I rubbed my face, groaning with instant regret: I had forgotten my hands were still covered with pine resin. Now my dirty trail of tears were further decorated by sticky streaks. 

I needed a cup of hot tea. Chamomile would be nice. 

Every muscle protested as I rose to my feet. “Maybe Braemar,” I murmured. Butterflies danced in my abdomen as I considered the possibility. I’d always been content to let our mountain set the boundaries of my world, but trying to endure a winter without supplies spelled death. Could I leave? Others had travelled Braemar to trade, so I’d heard the directions. “Head south till you find the Northron Common Road, then West to Braemar,” they’d said. 

How hard could it be?

I almost rubbed my face, but remembered to stop in time. “Perhaps some pine needles for my tea.” A nearby pine had branches within easier reach, so I left the sour smells behind me and snapped off a twig full of pine needles. I wouldn’t be able to outrun the smoke.

I twirled the twig in my hands, admiring the way the needles splayed out, very much the way the smoke had spread and twirled as it rose into the empty sky. “I should probably keep my hands free,” I said, ignoring the very specific reason why. Instead, I reached back to poke the stick firmly into the base of my thick braid. The needles tickled my scalp. 

I had a sudden image of what I looked like standing alone in the middle of a vast mountain wood: wild and untamed, tacky resin smeared across my face like war paint, connecting a host of freckles surrounding the grey-blue eyes that were a touch too large for my face. My fingers reached to trace my collarbones, sharply protruding beneath my loose tunic. Mother had been right; I was too skinny. I needed to eat more. 

And now I crowned myself with a mantle of pine needles, as if I were Mother Mountain’s own child. I supposed we all were, in a way. We came from the earth, and to the earth we would return. I felt halfway there already. 

What if an elf saw me like this? The errant thought flitted through my defenses, and I leaned against a tree for support. A dark chuckle escaped me. “I would likely confirm every animalistic thought they have about humans.” I certainly felt more animal than human at the moment, plus I smelled of vomit, pine, and body odor. “Well, let’s hope I don’t run into any elves on the way back to…” I didn’t say home. My home was gone. 

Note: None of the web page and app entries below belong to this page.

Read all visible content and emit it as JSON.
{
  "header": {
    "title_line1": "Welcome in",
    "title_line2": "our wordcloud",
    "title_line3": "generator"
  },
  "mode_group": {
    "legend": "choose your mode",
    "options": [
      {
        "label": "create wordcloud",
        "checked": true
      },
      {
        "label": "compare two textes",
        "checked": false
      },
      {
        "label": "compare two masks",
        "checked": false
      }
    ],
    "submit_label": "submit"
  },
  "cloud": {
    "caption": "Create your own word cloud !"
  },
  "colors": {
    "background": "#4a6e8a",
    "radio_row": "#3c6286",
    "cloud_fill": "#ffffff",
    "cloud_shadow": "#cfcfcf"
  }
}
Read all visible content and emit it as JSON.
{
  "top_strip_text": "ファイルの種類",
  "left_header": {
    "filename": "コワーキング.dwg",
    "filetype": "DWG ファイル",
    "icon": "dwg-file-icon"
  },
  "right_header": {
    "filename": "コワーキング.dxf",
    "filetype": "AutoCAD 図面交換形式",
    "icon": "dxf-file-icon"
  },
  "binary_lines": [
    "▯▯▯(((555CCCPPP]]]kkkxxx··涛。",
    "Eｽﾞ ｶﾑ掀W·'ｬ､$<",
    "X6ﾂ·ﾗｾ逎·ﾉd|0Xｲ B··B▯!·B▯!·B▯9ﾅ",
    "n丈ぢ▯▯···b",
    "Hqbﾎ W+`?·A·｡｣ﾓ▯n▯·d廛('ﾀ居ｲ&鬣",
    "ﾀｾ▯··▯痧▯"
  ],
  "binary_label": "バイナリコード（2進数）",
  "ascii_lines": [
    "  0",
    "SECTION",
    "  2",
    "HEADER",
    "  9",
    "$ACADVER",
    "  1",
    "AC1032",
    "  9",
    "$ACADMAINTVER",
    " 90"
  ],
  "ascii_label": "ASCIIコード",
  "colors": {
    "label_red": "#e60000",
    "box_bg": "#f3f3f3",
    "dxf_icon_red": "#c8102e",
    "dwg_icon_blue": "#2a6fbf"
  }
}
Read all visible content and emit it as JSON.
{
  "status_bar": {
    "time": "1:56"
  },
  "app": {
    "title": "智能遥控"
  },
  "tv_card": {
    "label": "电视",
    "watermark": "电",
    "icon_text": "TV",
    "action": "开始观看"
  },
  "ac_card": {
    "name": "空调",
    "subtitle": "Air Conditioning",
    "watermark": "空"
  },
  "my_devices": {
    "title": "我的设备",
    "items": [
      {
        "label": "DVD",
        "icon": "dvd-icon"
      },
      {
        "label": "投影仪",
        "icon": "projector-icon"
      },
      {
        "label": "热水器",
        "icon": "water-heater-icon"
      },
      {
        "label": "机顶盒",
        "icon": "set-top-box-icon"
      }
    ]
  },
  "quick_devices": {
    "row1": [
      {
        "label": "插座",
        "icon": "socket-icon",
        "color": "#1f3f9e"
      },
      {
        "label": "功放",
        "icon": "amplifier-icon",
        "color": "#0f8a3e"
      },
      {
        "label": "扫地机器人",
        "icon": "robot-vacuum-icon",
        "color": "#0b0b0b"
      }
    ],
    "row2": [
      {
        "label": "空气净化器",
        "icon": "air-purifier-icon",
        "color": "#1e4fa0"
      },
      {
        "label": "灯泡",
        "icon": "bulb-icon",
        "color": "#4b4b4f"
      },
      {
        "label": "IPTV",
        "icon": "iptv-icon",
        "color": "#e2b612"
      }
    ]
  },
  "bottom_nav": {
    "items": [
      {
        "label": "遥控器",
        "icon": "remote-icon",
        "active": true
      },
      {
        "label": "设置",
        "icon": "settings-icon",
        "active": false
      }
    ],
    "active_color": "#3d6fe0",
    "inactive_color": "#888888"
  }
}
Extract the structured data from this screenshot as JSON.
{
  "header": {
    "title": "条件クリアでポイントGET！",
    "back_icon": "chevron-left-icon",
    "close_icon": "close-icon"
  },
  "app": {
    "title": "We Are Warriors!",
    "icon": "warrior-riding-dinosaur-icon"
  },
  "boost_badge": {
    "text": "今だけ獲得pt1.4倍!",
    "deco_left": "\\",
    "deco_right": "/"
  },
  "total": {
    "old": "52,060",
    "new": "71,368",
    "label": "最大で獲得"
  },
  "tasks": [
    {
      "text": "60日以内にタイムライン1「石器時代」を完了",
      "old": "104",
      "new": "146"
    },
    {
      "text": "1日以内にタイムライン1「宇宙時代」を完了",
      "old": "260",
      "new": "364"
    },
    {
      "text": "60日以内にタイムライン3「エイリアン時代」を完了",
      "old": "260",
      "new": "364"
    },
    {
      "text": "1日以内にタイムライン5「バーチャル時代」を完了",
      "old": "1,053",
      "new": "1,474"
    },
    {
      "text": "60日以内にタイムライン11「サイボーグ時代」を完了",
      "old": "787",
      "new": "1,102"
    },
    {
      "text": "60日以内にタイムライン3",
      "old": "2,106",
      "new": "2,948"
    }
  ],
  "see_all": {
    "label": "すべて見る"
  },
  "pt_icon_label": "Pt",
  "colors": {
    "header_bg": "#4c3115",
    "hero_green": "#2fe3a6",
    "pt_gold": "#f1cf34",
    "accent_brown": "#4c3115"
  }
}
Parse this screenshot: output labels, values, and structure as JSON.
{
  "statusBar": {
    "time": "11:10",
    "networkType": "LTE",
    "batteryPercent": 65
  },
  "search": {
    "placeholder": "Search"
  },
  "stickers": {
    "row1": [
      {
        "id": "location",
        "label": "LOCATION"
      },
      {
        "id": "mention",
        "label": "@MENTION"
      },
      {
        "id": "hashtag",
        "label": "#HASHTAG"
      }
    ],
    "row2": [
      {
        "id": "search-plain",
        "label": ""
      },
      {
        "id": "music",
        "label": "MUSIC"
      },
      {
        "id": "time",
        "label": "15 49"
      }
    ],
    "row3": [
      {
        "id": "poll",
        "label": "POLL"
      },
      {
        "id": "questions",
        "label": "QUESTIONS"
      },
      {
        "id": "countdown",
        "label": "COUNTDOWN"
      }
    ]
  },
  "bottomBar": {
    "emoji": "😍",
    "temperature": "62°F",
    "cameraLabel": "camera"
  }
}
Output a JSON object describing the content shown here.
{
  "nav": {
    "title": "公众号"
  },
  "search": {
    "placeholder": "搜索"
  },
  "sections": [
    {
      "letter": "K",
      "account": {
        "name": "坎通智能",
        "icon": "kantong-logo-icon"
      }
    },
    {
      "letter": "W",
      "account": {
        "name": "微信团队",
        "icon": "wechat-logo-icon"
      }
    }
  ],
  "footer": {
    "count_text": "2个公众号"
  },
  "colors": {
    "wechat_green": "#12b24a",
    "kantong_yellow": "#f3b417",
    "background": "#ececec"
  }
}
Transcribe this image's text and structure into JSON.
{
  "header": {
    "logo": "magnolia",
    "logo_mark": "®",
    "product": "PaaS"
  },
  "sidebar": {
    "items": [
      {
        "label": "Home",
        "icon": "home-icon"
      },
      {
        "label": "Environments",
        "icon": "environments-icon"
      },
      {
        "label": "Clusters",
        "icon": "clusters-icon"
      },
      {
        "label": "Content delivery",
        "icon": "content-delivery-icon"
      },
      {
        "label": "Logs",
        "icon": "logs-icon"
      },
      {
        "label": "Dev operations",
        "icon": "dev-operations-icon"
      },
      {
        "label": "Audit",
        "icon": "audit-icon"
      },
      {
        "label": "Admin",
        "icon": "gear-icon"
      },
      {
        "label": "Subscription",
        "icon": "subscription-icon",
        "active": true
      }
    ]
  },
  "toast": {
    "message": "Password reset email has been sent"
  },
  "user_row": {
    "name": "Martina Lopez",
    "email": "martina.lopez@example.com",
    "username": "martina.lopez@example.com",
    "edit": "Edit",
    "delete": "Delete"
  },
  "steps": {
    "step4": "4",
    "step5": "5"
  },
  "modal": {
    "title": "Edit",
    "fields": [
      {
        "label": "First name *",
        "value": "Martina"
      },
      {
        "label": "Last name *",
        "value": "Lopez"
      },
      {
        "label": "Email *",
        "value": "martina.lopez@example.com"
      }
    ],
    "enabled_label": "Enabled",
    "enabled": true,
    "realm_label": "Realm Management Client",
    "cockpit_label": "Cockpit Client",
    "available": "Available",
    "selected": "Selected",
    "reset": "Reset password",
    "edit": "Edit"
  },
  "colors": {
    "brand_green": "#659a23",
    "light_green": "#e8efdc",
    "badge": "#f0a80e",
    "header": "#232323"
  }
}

Tea first. Then I would wash up, get my bearings, and decide what to do next. “Good thing I’m still nauseous, I need to ration what little food I have. Not much time left to forage for more.” Not to mention the risk of running into elves. The sound of my voice was a surprising comfort amidst the bird song and rustling leaves around me, and I didn’t want to ruin it by speaking of the elves out. 

Pine and chamomile; one for focus and one for calming. A well-made cup of tea made everything better.

Braemar. I would find a way to Braemar.

Leave a Comment

Your email address will not be published. Required fields are marked *

Scroll to Top